BEGIN Data shown
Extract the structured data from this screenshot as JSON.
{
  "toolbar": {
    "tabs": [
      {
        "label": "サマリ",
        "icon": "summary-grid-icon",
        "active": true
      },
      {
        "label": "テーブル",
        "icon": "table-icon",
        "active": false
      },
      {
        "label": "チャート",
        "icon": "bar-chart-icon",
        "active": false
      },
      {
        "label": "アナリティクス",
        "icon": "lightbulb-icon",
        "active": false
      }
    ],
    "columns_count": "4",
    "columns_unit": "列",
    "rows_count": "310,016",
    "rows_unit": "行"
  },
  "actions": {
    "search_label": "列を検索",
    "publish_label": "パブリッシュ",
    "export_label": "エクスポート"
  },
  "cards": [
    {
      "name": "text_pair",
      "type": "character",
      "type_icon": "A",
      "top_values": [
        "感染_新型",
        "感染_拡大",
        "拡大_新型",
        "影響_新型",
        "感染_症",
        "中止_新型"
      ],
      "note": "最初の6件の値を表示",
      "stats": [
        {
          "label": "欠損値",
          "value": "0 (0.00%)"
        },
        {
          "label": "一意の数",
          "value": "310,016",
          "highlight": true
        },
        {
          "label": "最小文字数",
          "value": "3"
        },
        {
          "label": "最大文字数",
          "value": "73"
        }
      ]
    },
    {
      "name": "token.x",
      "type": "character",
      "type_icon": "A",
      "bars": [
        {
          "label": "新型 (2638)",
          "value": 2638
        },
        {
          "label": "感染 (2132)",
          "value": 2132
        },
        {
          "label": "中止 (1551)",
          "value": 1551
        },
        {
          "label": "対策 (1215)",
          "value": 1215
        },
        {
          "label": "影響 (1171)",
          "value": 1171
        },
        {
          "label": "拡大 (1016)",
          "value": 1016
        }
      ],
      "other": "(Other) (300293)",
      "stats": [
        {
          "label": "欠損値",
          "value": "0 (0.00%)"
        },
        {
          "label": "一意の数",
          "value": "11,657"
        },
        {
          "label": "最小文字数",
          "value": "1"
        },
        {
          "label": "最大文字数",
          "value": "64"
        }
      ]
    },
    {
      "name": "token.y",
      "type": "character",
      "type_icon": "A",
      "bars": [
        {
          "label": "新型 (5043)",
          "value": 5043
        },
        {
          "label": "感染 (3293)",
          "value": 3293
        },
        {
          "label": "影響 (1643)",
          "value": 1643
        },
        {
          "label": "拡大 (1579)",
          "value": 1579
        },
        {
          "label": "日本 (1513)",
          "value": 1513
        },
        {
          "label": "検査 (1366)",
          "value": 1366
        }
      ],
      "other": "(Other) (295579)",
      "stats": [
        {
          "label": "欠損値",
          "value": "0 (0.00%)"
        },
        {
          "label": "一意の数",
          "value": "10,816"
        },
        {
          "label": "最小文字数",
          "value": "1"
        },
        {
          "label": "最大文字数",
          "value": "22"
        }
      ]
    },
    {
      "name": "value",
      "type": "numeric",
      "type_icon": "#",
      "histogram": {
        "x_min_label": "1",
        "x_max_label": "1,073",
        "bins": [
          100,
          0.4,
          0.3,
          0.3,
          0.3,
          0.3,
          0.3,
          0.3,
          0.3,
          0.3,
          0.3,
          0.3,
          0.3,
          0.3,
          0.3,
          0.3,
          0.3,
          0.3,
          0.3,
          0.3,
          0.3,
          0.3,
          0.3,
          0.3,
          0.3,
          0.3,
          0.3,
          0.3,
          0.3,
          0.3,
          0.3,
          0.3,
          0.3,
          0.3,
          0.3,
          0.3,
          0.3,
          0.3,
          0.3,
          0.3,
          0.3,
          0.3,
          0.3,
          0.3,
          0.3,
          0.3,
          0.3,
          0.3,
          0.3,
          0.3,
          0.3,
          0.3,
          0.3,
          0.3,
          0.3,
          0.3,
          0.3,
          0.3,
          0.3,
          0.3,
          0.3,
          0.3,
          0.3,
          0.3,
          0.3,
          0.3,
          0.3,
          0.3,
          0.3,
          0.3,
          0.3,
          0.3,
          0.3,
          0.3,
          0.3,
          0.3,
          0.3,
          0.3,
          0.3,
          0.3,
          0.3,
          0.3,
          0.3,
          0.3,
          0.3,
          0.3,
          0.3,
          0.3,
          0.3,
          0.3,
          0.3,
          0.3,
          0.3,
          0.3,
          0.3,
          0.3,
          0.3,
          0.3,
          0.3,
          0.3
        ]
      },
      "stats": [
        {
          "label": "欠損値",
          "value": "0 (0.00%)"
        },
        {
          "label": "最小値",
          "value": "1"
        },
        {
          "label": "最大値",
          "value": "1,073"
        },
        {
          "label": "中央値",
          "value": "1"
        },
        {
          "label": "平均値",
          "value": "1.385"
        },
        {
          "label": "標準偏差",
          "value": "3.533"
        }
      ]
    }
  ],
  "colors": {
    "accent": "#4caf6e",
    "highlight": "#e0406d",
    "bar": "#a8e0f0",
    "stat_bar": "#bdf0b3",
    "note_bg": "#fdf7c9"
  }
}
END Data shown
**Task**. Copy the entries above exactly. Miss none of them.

**Expected answer**.
Extract the structured data from this screenshot as JSON.
{
  "toolbar": {
    "tabs": [
      {
        "label": "サマリ",
        "icon": "summary-grid-icon",
        "active": true
      },
      {
        "label": "テーブル",
        "icon": "table-icon",
        "active": false
      },
      {
        "label": "チャート",
        "icon": "bar-chart-icon",
        "active": false
      },
      {
        "label": "アナリティクス",
        "icon": "lightbulb-icon",
        "active": false
      }
    ],
    "columns_count": "4",
    "columns_unit": "列",
    "rows_count": "310,016",
    "rows_unit": "行"
  },
  "actions": {
    "search_label": "列を検索",
    "publish_label": "パブリッシュ",
    "export_label": "エクスポート"
  },
  "cards": [
    {
      "name": "text_pair",
      "type": "character",
      "type_icon": "A",
      "top_values": [
        "感染_新型",
        "感染_拡大",
        "拡大_新型",
        "影響_新型",
        "感染_症",
        "中止_新型"
      ],
      "note": "最初の6件の値を表示",
      "stats": [
        {
          "label": "欠損値",
          "value": "0 (0.00%)"
        },
        {
          "label": "一意の数",
          "value": "310,016",
          "highlight": true
        },
        {
          "label": "最小文字数",
          "value": "3"
        },
        {
          "label": "最大文字数",
          "value": "73"
        }
      ]
    },
    {
      "name": "token.x",
      "type": "character",
      "type_icon": "A",
      "bars": [
        {
          "label": "新型 (2638)",
          "value": 2638
        },
        {
          "label": "感染 (2132)",
          "value": 2132
        },
        {
          "label": "中止 (1551)",
          "value": 1551
        },
        {
          "label": "対策 (1215)",
          "value": 1215
        },
        {
          "label": "影響 (1171)",
          "value": 1171
        },
        {
          "label": "拡大 (1016)",
          "value": 1016
        }
      ],
      "other": "(Other) (300293)",
      "stats": [
        {
          "label": "欠損値",
          "value": "0 (0.00%)"
        },
        {
          "label": "一意の数",
          "value": "11,657"
        },
        {
          "label": "最小文字数",
          "value": "1"
        },
        {
          "label": "最大文字数",
          "value": "64"
        }
      ]
    },
    {
      "name": "token.y",
      "type": "character",
      "type_icon": "A",
      "bars": [
        {
          "label": "新型 (5043)",
          "value": 5043
        },
        {
          "label": "感染 (3293)",
          "value": 3293
        },
        {
          "label": "影響 (1643)",
          "value": 1643
        },
        {
          "label": "拡大 (1579)",
          "value": 1579
        },
        {
          "label": "日本 (1513)",
          "value": 1513
        },
        {
          "label": "検査 (1366)",
          "value": 1366
        }
      ],
      "other": "(Other) (295579)",
      "stats": [
        {
          "label": "欠損値",
          "value": "0 (0.00%)"
        },
        {
          "label": "一意の数",
          "value": "10,816"
        },
        {
          "label": "最小文字数",
          "value": "1"
        },
        {
          "label": "最大文字数",
          "value": "22"
        }
      ]
    },
    {
      "name": "value",
      "type": "numeric",
      "type_icon": "#",
      "histogram": {
        "x_min_label": "1",
        "x_max_label": "1,073",
        "bins": [
          100,
          0.4,
          0.3,
          0.3,
          0.3,
          0.3,
          0.3,
          0.3,
          0.3,
          0.3,
          0.3,
          0.3,
          0.3,
          0.3,
          0.3,
          0.3,
          0.3,
          0.3,
          0.3,
          0.3,
          0.3,
          0.3,
          0.3,
          0.3,
          0.3,
          0.3,
          0.3,
          0.3,
          0.3,
          0.3,
          0.3,
          0.3,
          0.3,
          0.3,
          0.3,
          0.3,
          0.3,
          0.3,
          0.3,
          0.3,
          0.3,
          0.3,
          0.3,
          0.3,
          0.3,
          0.3,
          0.3,
          0.3,
          0.3,
          0.3,
          0.3,
          0.3,
          0.3,
          0.3,
          0.3,
          0.3,
          0.3,
          0.3,
          0.3,
          0.3,
          0.3,
          0.3,
          0.3,
          0.3,
          0.3,
          0.3,
          0.3,
          0.3,
          0.3,
          0.3,
          0.3,
          0.3,
          0.3,
          0.3,
          0.3,
          0.3,
          0.3,
          0.3,
          0.3,
          0.3,
          0.3,
          0.3,
          0.3,
          0.3,
          0.3,
          0.3,
          0.3,
          0.3,
          0.3,
          0.3,
          0.3,
          0.3,
          0.3,
          0.3,
          0.3,
          0.3,
          0.3,
          0.3,
          0.3,
          0.3
        ]
      },
      "stats": [
        {
          "label": "欠損値",
          "value": "0 (0.00%)"
        },
        {
          "label": "最小値",
          "value": "1"
        },
        {
          "label": "最大値",
          "value": "1,073"
        },
        {
          "label": "中央値",
          "value": "1"
        },
        {
          "label": "平均値",
          "value": "1.385"
        },
        {
          "label": "標準偏差",
          "value": "3.533"
        }
      ]
    }
  ],
  "colors": {
    "accent": "#4caf6e",
    "highlight": "#e0406d",
    "bar": "#a8e0f0",
    "stat_bar": "#bdf0b3",
    "note_bg": "#fdf7c9"
  }
}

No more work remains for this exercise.